--- THE DATA Enclosed Below ---
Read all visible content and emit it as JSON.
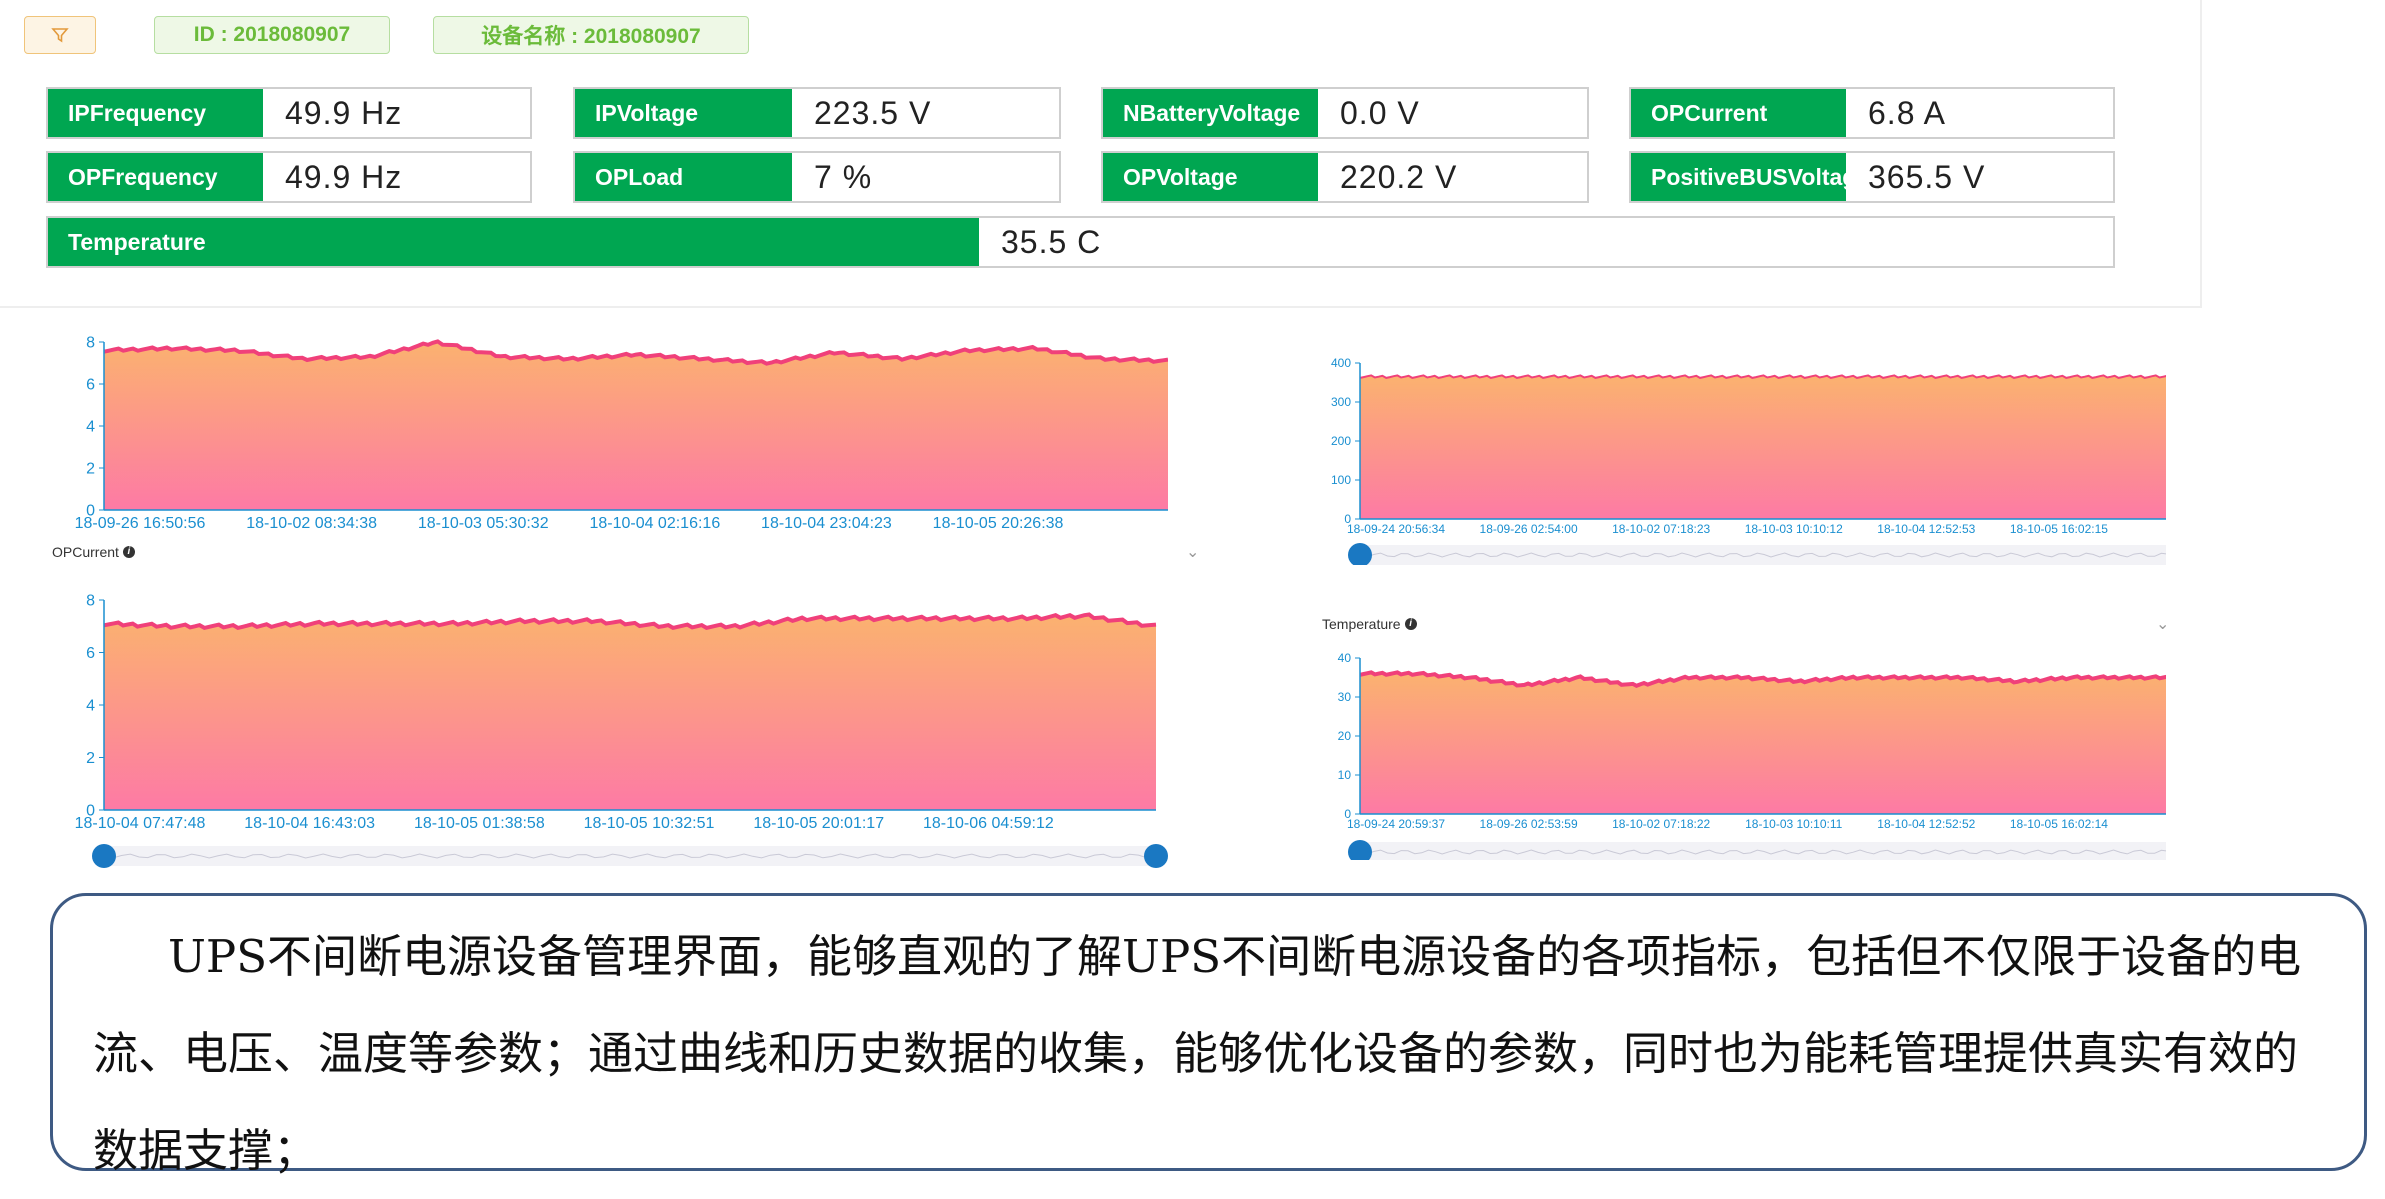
{
  "toolbar": {
    "filter_icon": "filter-icon",
    "id_tag": "ID : 2018080907",
    "device_tag": "设备名称 : 2018080907"
  },
  "metrics": [
    {
      "label": "IPFrequency",
      "value": "49.9 Hz"
    },
    {
      "label": "IPVoltage",
      "value": "223.5 V"
    },
    {
      "label": "NBatteryVoltage",
      "value": "0.0 V"
    },
    {
      "label": "OPCurrent",
      "value": "6.8 A"
    },
    {
      "label": "OPFrequency",
      "value": "49.9 Hz"
    },
    {
      "label": "OPLoad",
      "value": "7 %"
    },
    {
      "label": "OPVoltage",
      "value": "220.2 V"
    },
    {
      "label": "PositiveBUSVoltage",
      "value": "365.5 V"
    },
    {
      "label": "Temperature",
      "value": "35.5 C"
    }
  ],
  "colors": {
    "accent": "#00a651",
    "line": "#f0407a",
    "area_top": "#fbb26f",
    "area_bottom": "#fd7aa5",
    "axis": "#1a8fd0",
    "caption_border": "#3e5a83"
  },
  "charts": {
    "c2_title": "OPCurrent",
    "c4_title": "Temperature"
  },
  "chart_data": [
    {
      "type": "area",
      "title": "",
      "x": [
        "18-09-26 16:50:56",
        "18-10-02 08:34:38",
        "18-10-03 05:30:32",
        "18-10-04 02:16:16",
        "18-10-04 23:04:23",
        "18-10-05 20:26:38"
      ],
      "yticks": [
        "0",
        "2",
        "4",
        "6",
        "8"
      ],
      "ylim": [
        0,
        8
      ],
      "series": [
        {
          "values": [
            7.6,
            7.7,
            7.6,
            7.2,
            7.3,
            8.0,
            7.3,
            7.2,
            7.4,
            7.2,
            7.0,
            7.5,
            7.2,
            7.6,
            7.7,
            7.2,
            7.1
          ]
        }
      ]
    },
    {
      "type": "area",
      "title": "OPCurrent",
      "x": [
        "18-10-04 07:47:48",
        "18-10-04 16:43:03",
        "18-10-05 01:38:58",
        "18-10-05 10:32:51",
        "18-10-05 20:01:17",
        "18-10-06 04:59:12"
      ],
      "yticks": [
        "0",
        "2",
        "4",
        "6",
        "8"
      ],
      "ylim": [
        0,
        8
      ],
      "series": [
        {
          "values": [
            7.1,
            7.0,
            7.0,
            7.1,
            7.1,
            7.1,
            7.2,
            7.2,
            7.0,
            7.0,
            7.3,
            7.3,
            7.3,
            7.3,
            7.4,
            7.0
          ]
        }
      ]
    },
    {
      "type": "area",
      "title": "",
      "x": [
        "18-09-24 20:56:34",
        "18-09-26 02:54:00",
        "18-10-02 07:18:23",
        "18-10-03 10:10:12",
        "18-10-04 12:52:53",
        "18-10-05 16:02:15"
      ],
      "yticks": [
        "0",
        "100",
        "200",
        "300",
        "400"
      ],
      "ylim": [
        0,
        400
      ],
      "series": [
        {
          "values": [
            365,
            365,
            365,
            365,
            365,
            365,
            365,
            365,
            365,
            365
          ]
        }
      ]
    },
    {
      "type": "area",
      "title": "Temperature",
      "x": [
        "18-09-24 20:59:37",
        "18-09-26 02:53:59",
        "18-10-02 07:18:22",
        "18-10-03 10:10:11",
        "18-10-04 12:52:52",
        "18-10-05 16:02:14"
      ],
      "yticks": [
        "0",
        "10",
        "20",
        "30",
        "40"
      ],
      "ylim": [
        0,
        40
      ],
      "series": [
        {
          "values": [
            36,
            36,
            35,
            33,
            35,
            33,
            35,
            35,
            34,
            35,
            35,
            35,
            34,
            35,
            35,
            35
          ]
        }
      ]
    }
  ],
  "caption": "UPS不间断电源设备管理界面，能够直观的了解UPS不间断电源设备的各项指标，包括但不仅限于设备的电流、电压、温度等参数；通过曲线和历史数据的收集，能够优化设备的参数，同时也为能耗管理提供真实有效的数据支撑；"
}
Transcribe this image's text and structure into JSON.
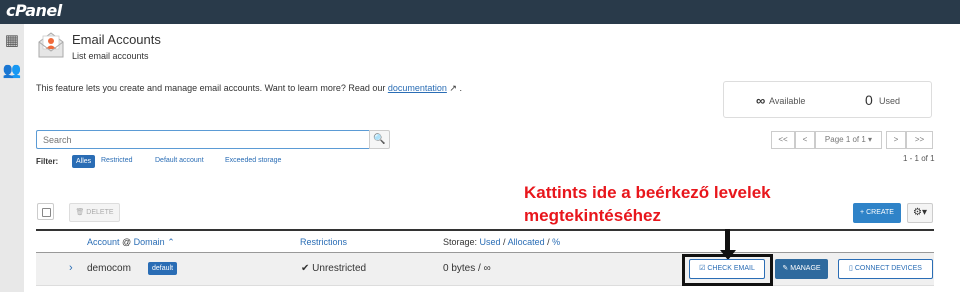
{
  "app": {
    "logo": "cPanel"
  },
  "header": {
    "title": "Email Accounts",
    "subtitle": "List email accounts"
  },
  "intro": {
    "text": "This feature lets you create and manage email accounts. Want to learn more? Read our ",
    "link": "documentation",
    "link_suffix": " ↗ ."
  },
  "stats": {
    "available_symbol": "∞",
    "available_label": "Available",
    "used_value": "0",
    "used_label": "Used"
  },
  "search": {
    "placeholder": "Search"
  },
  "pagination": {
    "first": "<<",
    "prev": "<",
    "page_label": "Page 1 of 1 ▾",
    "next": ">",
    "last": ">>",
    "count": "1 - 1 of 1"
  },
  "filter": {
    "label": "Filter:",
    "active": "Alles",
    "options": [
      "Restricted",
      "Default account",
      "Exceeded storage"
    ]
  },
  "toolbar": {
    "delete_label": "🗑 DELETE",
    "create_label": "+ CREATE",
    "gear_label": "⚙▾"
  },
  "annotation": {
    "line1": "Kattints ide a beérkező levelek",
    "line2": "megtekintéséhez"
  },
  "table": {
    "headers": {
      "account": "Account",
      "at": " @ ",
      "domain": "Domain",
      "sort": " ⌃",
      "restrictions": "Restrictions",
      "storage_prefix": "Storage: ",
      "used": "Used",
      "sep1": " / ",
      "allocated": "Allocated",
      "sep2": " / ",
      "percent": "%"
    },
    "rows": [
      {
        "account": "democom",
        "badge": "default",
        "restrictions": "✔ Unrestricted",
        "storage": "0 bytes / ∞"
      }
    ],
    "actions": {
      "check_email": "☑ CHECK EMAIL",
      "manage": "✎ MANAGE",
      "connect": "▯ CONNECT DEVICES"
    }
  },
  "colors": {
    "topbar": "#293a4a",
    "accent": "#2a6db5",
    "annotation": "#e8161c"
  }
}
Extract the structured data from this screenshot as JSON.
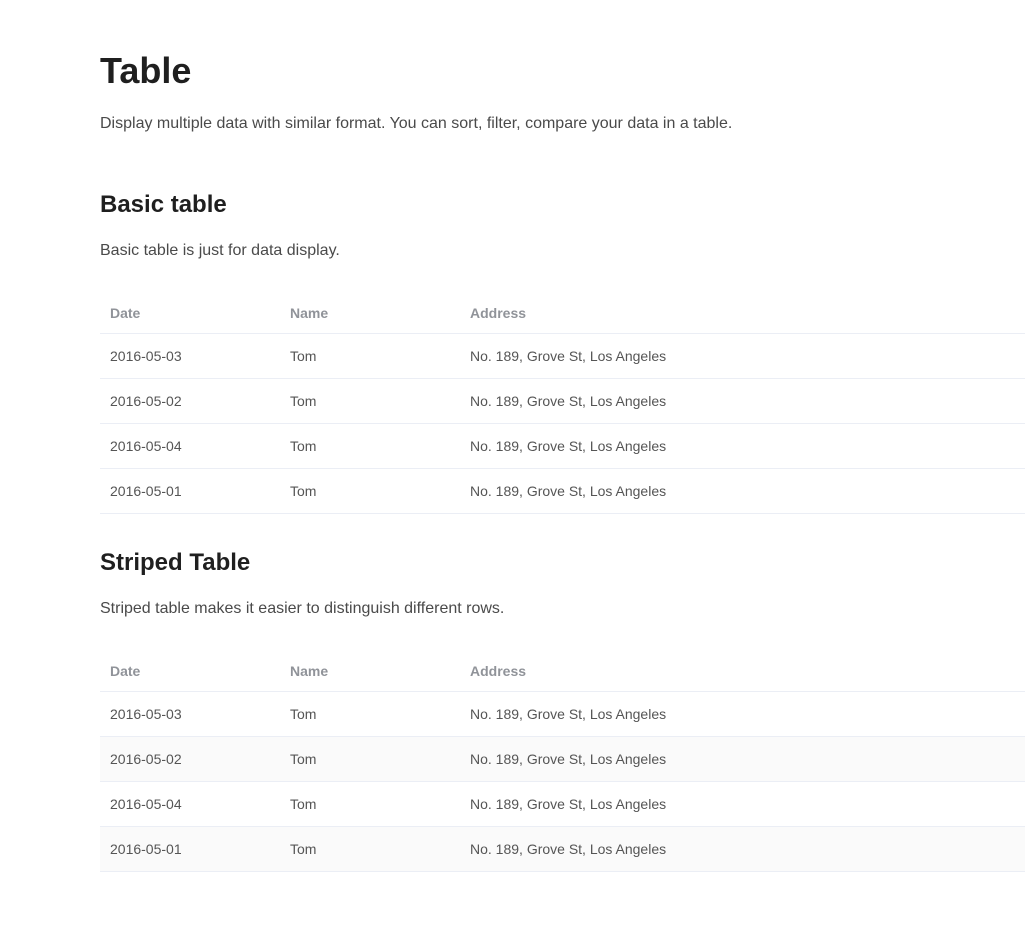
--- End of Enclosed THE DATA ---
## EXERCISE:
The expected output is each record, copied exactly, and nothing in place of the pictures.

## WRITTEN RESPONSE:
Read all visible content and emit it as JSON.
{
  "toolbar": {
    "filter_icon": "filter-icon",
    "id_tag": "ID : 2018080907",
    "device_tag": "设备名称 : 2018080907"
  },
  "metrics": [
    {
      "label": "IPFrequency",
      "value": "49.9 Hz"
    },
    {
      "label": "IPVoltage",
      "value": "223.5 V"
    },
    {
      "label": "NBatteryVoltage",
      "value": "0.0 V"
    },
    {
      "label": "OPCurrent",
      "value": "6.8 A"
    },
    {
      "label": "OPFrequency",
      "value": "49.9 Hz"
    },
    {
      "label": "OPLoad",
      "value": "7 %"
    },
    {
      "label": "OPVoltage",
      "value": "220.2 V"
    },
    {
      "label": "PositiveBUSVoltage",
      "value": "365.5 V"
    },
    {
      "label": "Temperature",
      "value": "35.5 C"
    }
  ],
  "colors": {
    "accent": "#00a651",
    "line": "#f0407a",
    "area_top": "#fbb26f",
    "area_bottom": "#fd7aa5",
    "axis": "#1a8fd0",
    "caption_border": "#3e5a83"
  },
  "charts": {
    "c2_title": "OPCurrent",
    "c4_title": "Temperature"
  },
  "chart_data": [
    {
      "type": "area",
      "title": "",
      "x": [
        "18-09-26 16:50:56",
        "18-10-02 08:34:38",
        "18-10-03 05:30:32",
        "18-10-04 02:16:16",
        "18-10-04 23:04:23",
        "18-10-05 20:26:38"
      ],
      "yticks": [
        "0",
        "2",
        "4",
        "6",
        "8"
      ],
      "ylim": [
        0,
        8
      ],
      "series": [
        {
          "values": [
            7.6,
            7.7,
            7.6,
            7.2,
            7.3,
            8.0,
            7.3,
            7.2,
            7.4,
            7.2,
            7.0,
            7.5,
            7.2,
            7.6,
            7.7,
            7.2,
            7.1
          ]
        }
      ]
    },
    {
      "type": "area",
      "title": "OPCurrent",
      "x": [
        "18-10-04 07:47:48",
        "18-10-04 16:43:03",
        "18-10-05 01:38:58",
        "18-10-05 10:32:51",
        "18-10-05 20:01:17",
        "18-10-06 04:59:12"
      ],
      "yticks": [
        "0",
        "2",
        "4",
        "6",
        "8"
      ],
      "ylim": [
        0,
        8
      ],
      "series": [
        {
          "values": [
            7.1,
            7.0,
            7.0,
            7.1,
            7.1,
            7.1,
            7.2,
            7.2,
            7.0,
            7.0,
            7.3,
            7.3,
            7.3,
            7.3,
            7.4,
            7.0
          ]
        }
      ]
    },
    {
      "type": "area",
      "title": "",
      "x": [
        "18-09-24 20:56:34",
        "18-09-26 02:54:00",
        "18-10-02 07:18:23",
        "18-10-03 10:10:12",
        "18-10-04 12:52:53",
        "18-10-05 16:02:15"
      ],
      "yticks": [
        "0",
        "100",
        "200",
        "300",
        "400"
      ],
      "ylim": [
        0,
        400
      ],
      "series": [
        {
          "values": [
            365,
            365,
            365,
            365,
            365,
            365,
            365,
            365,
            365,
            365
          ]
        }
      ]
    },
    {
      "type": "area",
      "title": "Temperature",
      "x": [
        "18-09-24 20:59:37",
        "18-09-26 02:53:59",
        "18-10-02 07:18:22",
        "18-10-03 10:10:11",
        "18-10-04 12:52:52",
        "18-10-05 16:02:14"
      ],
      "yticks": [
        "0",
        "10",
        "20",
        "30",
        "40"
      ],
      "ylim": [
        0,
        40
      ],
      "series": [
        {
          "values": [
            36,
            36,
            35,
            33,
            35,
            33,
            35,
            35,
            34,
            35,
            35,
            35,
            34,
            35,
            35,
            35
          ]
        }
      ]
    }
  ],
  "caption": "UPS不间断电源设备管理界面，能够直观的了解UPS不间断电源设备的各项指标，包括但不仅限于设备的电流、电压、温度等参数；通过曲线和历史数据的收集，能够优化设备的参数，同时也为能耗管理提供真实有效的数据支撑；"
}
Transcribe this image's text and structure into JSON.
{
  "app": {
    "logo": "cPanel"
  },
  "header": {
    "title": "Email Accounts",
    "subtitle": "List email accounts"
  },
  "intro": {
    "text": "This feature lets you create and manage email accounts. Want to learn more? Read our ",
    "link": "documentation",
    "link_suffix": " ↗ ."
  },
  "stats": {
    "available_symbol": "∞",
    "available_label": "Available",
    "used_value": "0",
    "used_label": "Used"
  },
  "search": {
    "placeholder": "Search"
  },
  "pagination": {
    "first": "<<",
    "prev": "<",
    "page_label": "Page 1 of 1 ▾",
    "next": ">",
    "last": ">>",
    "count": "1 - 1 of 1"
  },
  "filter": {
    "label": "Filter:",
    "active": "Alles",
    "options": [
      "Restricted",
      "Default account",
      "Exceeded storage"
    ]
  },
  "toolbar": {
    "delete_label": "🗑 DELETE",
    "create_label": "+ CREATE",
    "gear_label": "⚙▾"
  },
  "annotation": {
    "line1": "Kattints ide a beérkező levelek",
    "line2": "megtekintéséhez"
  },
  "table": {
    "headers": {
      "account": "Account",
      "at": " @ ",
      "domain": "Domain",
      "sort": " ⌃",
      "restrictions": "Restrictions",
      "storage_prefix": "Storage: ",
      "used": "Used",
      "sep1": " / ",
      "allocated": "Allocated",
      "sep2": " / ",
      "percent": "%"
    },
    "rows": [
      {
        "account": "democom",
        "badge": "default",
        "restrictions": "✔ Unrestricted",
        "storage": "0 bytes / ∞"
      }
    ],
    "actions": {
      "check_email": "☑ CHECK EMAIL",
      "manage": "✎ MANAGE",
      "connect": "▯ CONNECT DEVICES"
    }
  },
  "colors": {
    "topbar": "#293a4a",
    "accent": "#2a6db5",
    "annotation": "#e8161c"
  }
}
Extract the structured data from this screenshot as JSON.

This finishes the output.